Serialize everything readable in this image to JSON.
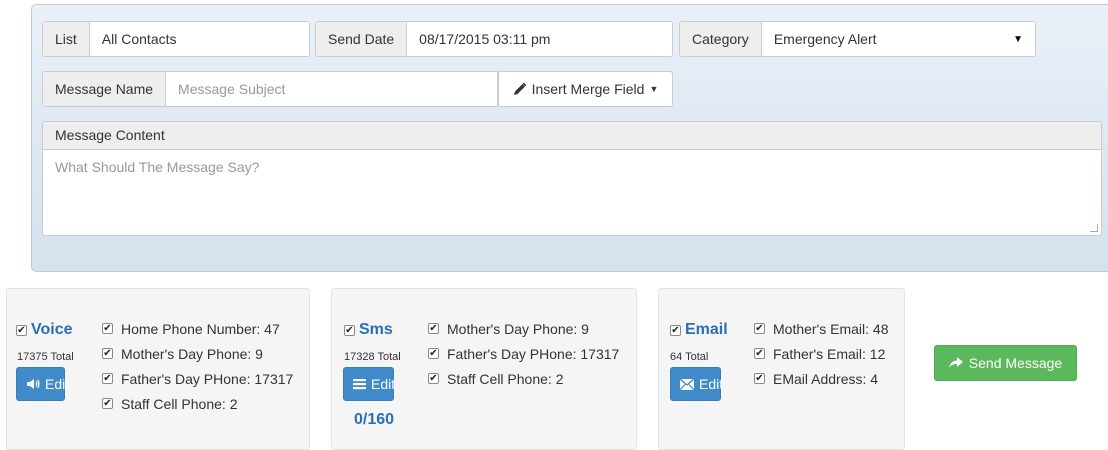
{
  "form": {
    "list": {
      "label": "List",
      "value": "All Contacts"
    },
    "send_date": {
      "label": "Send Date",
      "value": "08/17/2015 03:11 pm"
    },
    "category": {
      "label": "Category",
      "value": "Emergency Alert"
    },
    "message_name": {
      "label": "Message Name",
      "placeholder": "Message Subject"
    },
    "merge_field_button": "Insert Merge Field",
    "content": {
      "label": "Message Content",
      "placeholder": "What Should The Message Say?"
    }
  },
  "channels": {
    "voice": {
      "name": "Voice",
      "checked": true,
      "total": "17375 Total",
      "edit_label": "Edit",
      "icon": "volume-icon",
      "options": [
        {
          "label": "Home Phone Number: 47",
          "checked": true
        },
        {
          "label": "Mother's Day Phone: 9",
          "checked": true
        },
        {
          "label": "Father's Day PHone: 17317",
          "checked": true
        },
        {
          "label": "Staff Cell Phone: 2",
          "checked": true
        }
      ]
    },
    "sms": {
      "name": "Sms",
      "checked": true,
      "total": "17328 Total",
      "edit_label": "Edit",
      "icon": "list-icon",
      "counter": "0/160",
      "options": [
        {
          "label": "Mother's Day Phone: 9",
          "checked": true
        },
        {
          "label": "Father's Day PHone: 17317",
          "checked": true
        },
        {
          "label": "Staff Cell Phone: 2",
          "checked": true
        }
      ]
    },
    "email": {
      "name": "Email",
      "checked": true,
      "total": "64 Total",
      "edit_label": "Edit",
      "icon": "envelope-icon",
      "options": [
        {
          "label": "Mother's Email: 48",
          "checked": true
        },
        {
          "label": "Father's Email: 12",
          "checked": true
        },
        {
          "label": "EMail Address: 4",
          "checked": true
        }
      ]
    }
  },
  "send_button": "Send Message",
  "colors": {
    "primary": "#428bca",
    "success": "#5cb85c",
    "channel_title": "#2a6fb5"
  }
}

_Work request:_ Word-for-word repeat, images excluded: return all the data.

_Answer to this problem:_
Serialize everything readable in this image to JSON.
{
  "form": {
    "list": {
      "label": "List",
      "value": "All Contacts"
    },
    "send_date": {
      "label": "Send Date",
      "value": "08/17/2015 03:11 pm"
    },
    "category": {
      "label": "Category",
      "value": "Emergency Alert"
    },
    "message_name": {
      "label": "Message Name",
      "placeholder": "Message Subject"
    },
    "merge_field_button": "Insert Merge Field",
    "content": {
      "label": "Message Content",
      "placeholder": "What Should The Message Say?"
    }
  },
  "channels": {
    "voice": {
      "name": "Voice",
      "checked": true,
      "total": "17375 Total",
      "edit_label": "Edit",
      "icon": "volume-icon",
      "options": [
        {
          "label": "Home Phone Number: 47",
          "checked": true
        },
        {
          "label": "Mother's Day Phone: 9",
          "checked": true
        },
        {
          "label": "Father's Day PHone: 17317",
          "checked": true
        },
        {
          "label": "Staff Cell Phone: 2",
          "checked": true
        }
      ]
    },
    "sms": {
      "name": "Sms",
      "checked": true,
      "total": "17328 Total",
      "edit_label": "Edit",
      "icon": "list-icon",
      "counter": "0/160",
      "options": [
        {
          "label": "Mother's Day Phone: 9",
          "checked": true
        },
        {
          "label": "Father's Day PHone: 17317",
          "checked": true
        },
        {
          "label": "Staff Cell Phone: 2",
          "checked": true
        }
      ]
    },
    "email": {
      "name": "Email",
      "checked": true,
      "total": "64 Total",
      "edit_label": "Edit",
      "icon": "envelope-icon",
      "options": [
        {
          "label": "Mother's Email: 48",
          "checked": true
        },
        {
          "label": "Father's Email: 12",
          "checked": true
        },
        {
          "label": "EMail Address: 4",
          "checked": true
        }
      ]
    }
  },
  "send_button": "Send Message",
  "colors": {
    "primary": "#428bca",
    "success": "#5cb85c",
    "channel_title": "#2a6fb5"
  }
}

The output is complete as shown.